Look at how the puppeteers move in sync with the puppet.

Several stalls displayed awesome Thai fruit carvings. Who would have thought watermelons and marrows could look so interesting?

We even got to watch a carver in action. He was turning a plain-looking melon into an amazing flower with a very very sharp knife.

OK this isn't very Thai, but I couldn't not show you a traditional ice-cream van.
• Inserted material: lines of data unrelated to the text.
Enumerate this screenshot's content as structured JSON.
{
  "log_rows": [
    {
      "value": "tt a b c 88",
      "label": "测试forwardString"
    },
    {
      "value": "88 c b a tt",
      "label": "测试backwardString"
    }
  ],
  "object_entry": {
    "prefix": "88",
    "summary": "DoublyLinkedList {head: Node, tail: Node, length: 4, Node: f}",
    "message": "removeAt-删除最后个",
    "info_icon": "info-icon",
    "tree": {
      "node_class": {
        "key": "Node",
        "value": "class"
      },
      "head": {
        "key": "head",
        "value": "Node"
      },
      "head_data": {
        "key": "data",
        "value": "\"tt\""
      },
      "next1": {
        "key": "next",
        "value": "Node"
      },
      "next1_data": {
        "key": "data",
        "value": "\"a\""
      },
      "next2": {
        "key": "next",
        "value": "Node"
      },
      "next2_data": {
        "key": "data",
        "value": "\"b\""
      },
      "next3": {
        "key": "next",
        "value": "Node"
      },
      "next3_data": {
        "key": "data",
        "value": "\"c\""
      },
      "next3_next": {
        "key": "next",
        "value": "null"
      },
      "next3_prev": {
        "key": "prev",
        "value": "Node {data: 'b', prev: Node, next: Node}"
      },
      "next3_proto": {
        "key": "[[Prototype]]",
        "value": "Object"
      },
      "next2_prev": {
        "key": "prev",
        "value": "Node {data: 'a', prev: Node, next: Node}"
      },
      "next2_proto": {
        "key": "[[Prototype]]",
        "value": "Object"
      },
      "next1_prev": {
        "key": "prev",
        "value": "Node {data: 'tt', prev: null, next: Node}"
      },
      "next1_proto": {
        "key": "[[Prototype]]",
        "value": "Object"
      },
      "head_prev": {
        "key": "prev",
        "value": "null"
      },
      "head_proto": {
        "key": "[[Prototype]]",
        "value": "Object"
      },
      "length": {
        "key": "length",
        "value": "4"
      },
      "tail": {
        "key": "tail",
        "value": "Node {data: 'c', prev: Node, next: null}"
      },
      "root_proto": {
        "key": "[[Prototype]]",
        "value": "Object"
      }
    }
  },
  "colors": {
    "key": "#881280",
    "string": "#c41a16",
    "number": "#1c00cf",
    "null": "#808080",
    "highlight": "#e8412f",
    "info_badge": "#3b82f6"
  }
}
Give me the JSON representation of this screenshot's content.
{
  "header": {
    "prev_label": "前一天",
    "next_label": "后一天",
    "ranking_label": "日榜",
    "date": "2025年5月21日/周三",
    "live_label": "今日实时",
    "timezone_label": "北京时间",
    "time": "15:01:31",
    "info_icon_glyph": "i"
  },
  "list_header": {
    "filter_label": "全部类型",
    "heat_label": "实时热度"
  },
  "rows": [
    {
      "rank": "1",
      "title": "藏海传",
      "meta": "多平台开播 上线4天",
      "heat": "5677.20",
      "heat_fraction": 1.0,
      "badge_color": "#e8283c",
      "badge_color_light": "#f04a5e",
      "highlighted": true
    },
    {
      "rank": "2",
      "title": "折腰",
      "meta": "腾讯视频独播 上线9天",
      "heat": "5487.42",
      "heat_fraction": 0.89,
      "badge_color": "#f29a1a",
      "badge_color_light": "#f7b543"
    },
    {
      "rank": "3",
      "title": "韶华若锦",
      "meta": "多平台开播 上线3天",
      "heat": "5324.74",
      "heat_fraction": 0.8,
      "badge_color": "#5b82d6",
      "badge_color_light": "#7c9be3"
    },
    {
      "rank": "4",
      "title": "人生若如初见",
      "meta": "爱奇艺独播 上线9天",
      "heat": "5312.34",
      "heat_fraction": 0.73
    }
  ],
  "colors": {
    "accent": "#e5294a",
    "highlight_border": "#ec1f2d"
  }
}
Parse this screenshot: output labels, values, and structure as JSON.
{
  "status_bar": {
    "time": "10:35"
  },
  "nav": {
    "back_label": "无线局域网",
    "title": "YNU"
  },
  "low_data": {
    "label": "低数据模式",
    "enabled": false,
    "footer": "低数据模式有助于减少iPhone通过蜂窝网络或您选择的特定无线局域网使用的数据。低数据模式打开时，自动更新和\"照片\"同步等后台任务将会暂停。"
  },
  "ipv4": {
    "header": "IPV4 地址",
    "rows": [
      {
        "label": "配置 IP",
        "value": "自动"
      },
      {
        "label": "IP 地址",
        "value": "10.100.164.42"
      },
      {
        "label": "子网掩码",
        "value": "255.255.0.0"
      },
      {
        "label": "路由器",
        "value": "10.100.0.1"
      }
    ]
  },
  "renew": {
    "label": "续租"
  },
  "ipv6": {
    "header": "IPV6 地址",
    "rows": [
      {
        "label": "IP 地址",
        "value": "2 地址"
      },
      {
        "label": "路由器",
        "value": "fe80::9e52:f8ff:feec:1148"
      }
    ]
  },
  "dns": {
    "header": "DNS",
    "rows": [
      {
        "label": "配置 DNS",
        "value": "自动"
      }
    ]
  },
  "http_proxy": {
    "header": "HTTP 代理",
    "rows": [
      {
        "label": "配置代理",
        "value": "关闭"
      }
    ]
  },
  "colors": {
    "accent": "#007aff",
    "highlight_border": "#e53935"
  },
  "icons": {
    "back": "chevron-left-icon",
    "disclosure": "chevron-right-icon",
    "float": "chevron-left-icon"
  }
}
There were several dotted around the festival grounds and judging by the queues, business must have been really good that day.

If you'd like to see more pictures from the festival, I have posted a selection on Flickr.

Thursday, August 06, 2009

London in the sunshine

I'm getting a bit fed up with the dull weather we've been having over the last few weeks, so I thought I'd cheer myself up by looking at the photos I took earlier this summer, when the weather was a lot more agreeable. These are some I took at St James's Park in the centre of London at the end of May.

As there's no seaside in London, whenever the sun shines, people rush to one of the parks for picnics and sunbathing. St James's Park is right in the centre of the city, so it tends to attract a lot of tourists, as well as locals. You can rent a deck chair or just lie on the grass.

There's a lake in the middle of the park and lots of different birds in and out of the water.

You can feed the ducks, but it's more fun feeding the squirrels. They are used to humans and will come and take peanuts from your hands.

I know they're just rats with tails, but they're so cute!

This type of squirrel is a grey squirrel (Sciurus carolinensis) which is really a native of North America. Red squirrels (Sciurus vulgaris) are the native type in Europe. In 1870, a small number of grey squirrels were brought over to Cheshire and were subsequently released across the UK. They started to spread over the years, and as the grey squirrel spread, the red squirrel retreated. Today, red squirrels are only found on the Isle of Wight, in Scotland and North England. I've never seen a red squirrel in London...

Wednesday, August 05, 2009

Saturday, August 01, 2009

How British am I?

I thought I'd take a test to find out...

You Are 65% British

Congrats, mate. You're are probably British.

(If not, definitely Australian. Or Kiwi. Or Canadian.)

You enjoy most aspects of mainstream British culture, without being stereotypical about it.

You also have a typical British temperament. You wouldn't dream of being impolite.